We make it very clear to guarantors at the time of signing the guarantor’s form that they are not just agreeing to guarantee the rent payment for one tenant, they are also signing for the whole property. From my experience with small claims procedures, housing rights and speaking to Trading Standards, this is a perfectly reasonable and legal requirement in a guarantor form.
So a polite letter goes to the guarantors informing them they each have to pay an equal portion of the outstanding rent by the end of the month. In your case, each of the three remaining guarantors would have to pay you 1/3 of the late rent amount.
If the unlikely situation occurs where none of the guarantors get in touch, the cycle begins again the following month. We wait until the 8th and then let them know that unfortunately, we will have to instigate proceeding through the small claims court.
This means we take the whole tenancy into consideration, and from now to the end of the tenancy we contact the small claims court to inform of any unpaid rent, to come up with a total debt owed.
Going down the small claims route happens, but it is rare.

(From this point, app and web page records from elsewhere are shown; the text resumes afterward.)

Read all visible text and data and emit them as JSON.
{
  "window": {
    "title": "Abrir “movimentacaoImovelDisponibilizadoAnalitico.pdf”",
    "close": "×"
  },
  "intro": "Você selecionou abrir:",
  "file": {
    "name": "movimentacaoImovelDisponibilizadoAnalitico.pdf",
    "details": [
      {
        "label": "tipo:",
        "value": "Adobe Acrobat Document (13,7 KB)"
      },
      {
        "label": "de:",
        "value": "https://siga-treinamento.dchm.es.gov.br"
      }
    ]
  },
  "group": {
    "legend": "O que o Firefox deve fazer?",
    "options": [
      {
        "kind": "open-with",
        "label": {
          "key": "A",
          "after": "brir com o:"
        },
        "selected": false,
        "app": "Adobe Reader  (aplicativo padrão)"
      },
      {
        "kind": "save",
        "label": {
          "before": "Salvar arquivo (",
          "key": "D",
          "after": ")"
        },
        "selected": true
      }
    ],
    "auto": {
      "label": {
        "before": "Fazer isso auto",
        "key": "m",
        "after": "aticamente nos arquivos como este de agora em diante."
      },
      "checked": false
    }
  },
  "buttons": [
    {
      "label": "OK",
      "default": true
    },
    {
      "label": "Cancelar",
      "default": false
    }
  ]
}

Once the tenants know that one of them has not paid their rent, this is usually enough for them to encourage that person to make the payment.
If you want to know more about small claims, or have any other questions for Barry, please email firstname.lastname@example.org with ‘Ask Barry’ in the subject line.